What you need to do -
Below are records to be copied exactly; their pictures are to be omitted.

Information shown -

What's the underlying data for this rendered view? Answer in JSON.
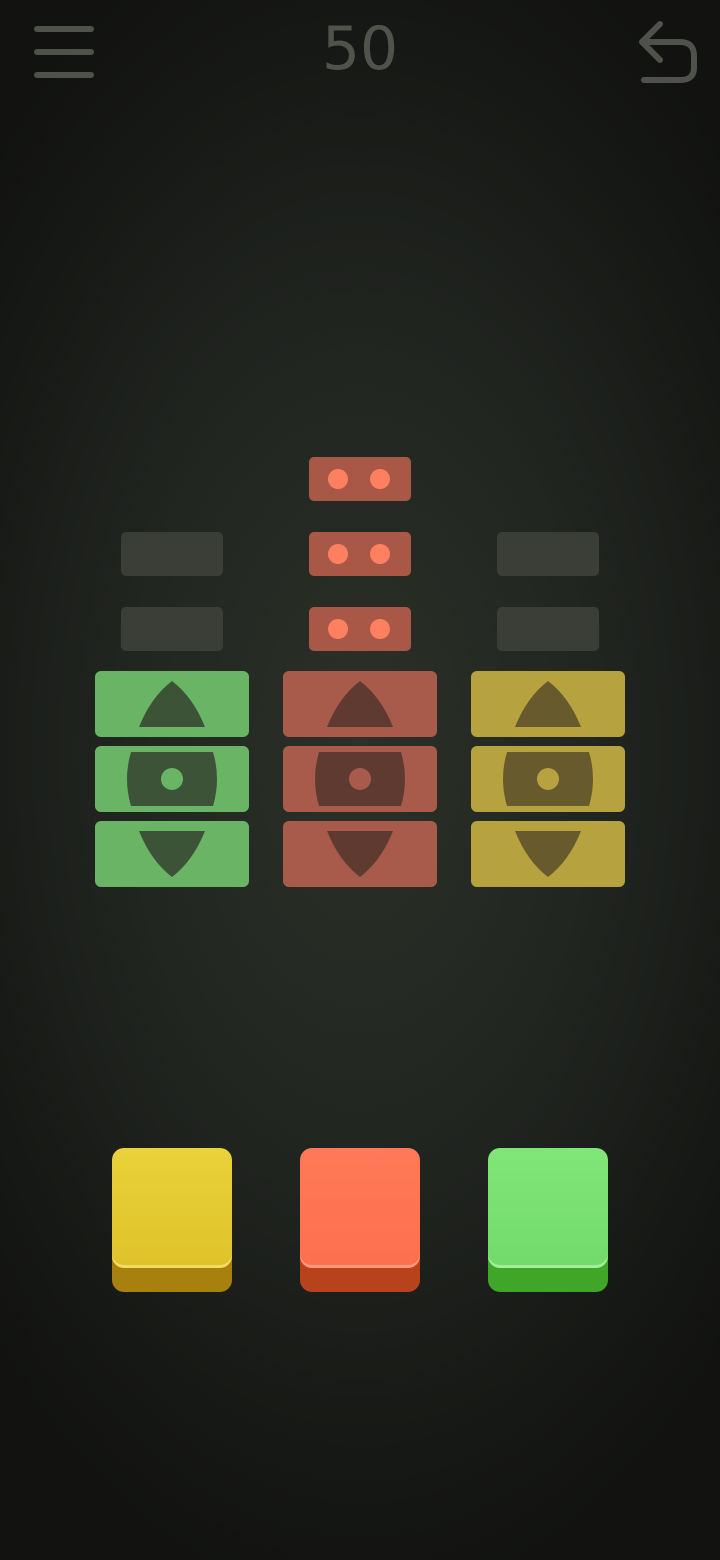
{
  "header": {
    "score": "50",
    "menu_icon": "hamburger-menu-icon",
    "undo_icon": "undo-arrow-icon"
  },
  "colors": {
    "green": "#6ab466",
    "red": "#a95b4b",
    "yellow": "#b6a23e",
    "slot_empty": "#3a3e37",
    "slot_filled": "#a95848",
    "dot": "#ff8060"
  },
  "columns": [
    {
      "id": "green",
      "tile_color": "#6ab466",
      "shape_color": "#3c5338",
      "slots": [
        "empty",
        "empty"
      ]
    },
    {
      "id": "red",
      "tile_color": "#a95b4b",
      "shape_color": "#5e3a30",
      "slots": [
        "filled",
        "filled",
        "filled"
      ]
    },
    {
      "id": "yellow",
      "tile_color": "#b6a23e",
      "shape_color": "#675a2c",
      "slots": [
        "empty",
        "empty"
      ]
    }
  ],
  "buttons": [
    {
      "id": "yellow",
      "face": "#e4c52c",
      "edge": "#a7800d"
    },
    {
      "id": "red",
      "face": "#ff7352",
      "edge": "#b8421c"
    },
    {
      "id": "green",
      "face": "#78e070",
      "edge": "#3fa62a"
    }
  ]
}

Exercise answer -
What's the underlying data for this rendered view? Answer in JSON.
{
  "header": {
    "score": "50",
    "menu_icon": "hamburger-menu-icon",
    "undo_icon": "undo-arrow-icon"
  },
  "colors": {
    "green": "#6ab466",
    "red": "#a95b4b",
    "yellow": "#b6a23e",
    "slot_empty": "#3a3e37",
    "slot_filled": "#a95848",
    "dot": "#ff8060"
  },
  "columns": [
    {
      "id": "green",
      "tile_color": "#6ab466",
      "shape_color": "#3c5338",
      "slots": [
        "empty",
        "empty"
      ]
    },
    {
      "id": "red",
      "tile_color": "#a95b4b",
      "shape_color": "#5e3a30",
      "slots": [
        "filled",
        "filled",
        "filled"
      ]
    },
    {
      "id": "yellow",
      "tile_color": "#b6a23e",
      "shape_color": "#675a2c",
      "slots": [
        "empty",
        "empty"
      ]
    }
  ],
  "buttons": [
    {
      "id": "yellow",
      "face": "#e4c52c",
      "edge": "#a7800d"
    },
    {
      "id": "red",
      "face": "#ff7352",
      "edge": "#b8421c"
    },
    {
      "id": "green",
      "face": "#78e070",
      "edge": "#3fa62a"
    }
  ]
}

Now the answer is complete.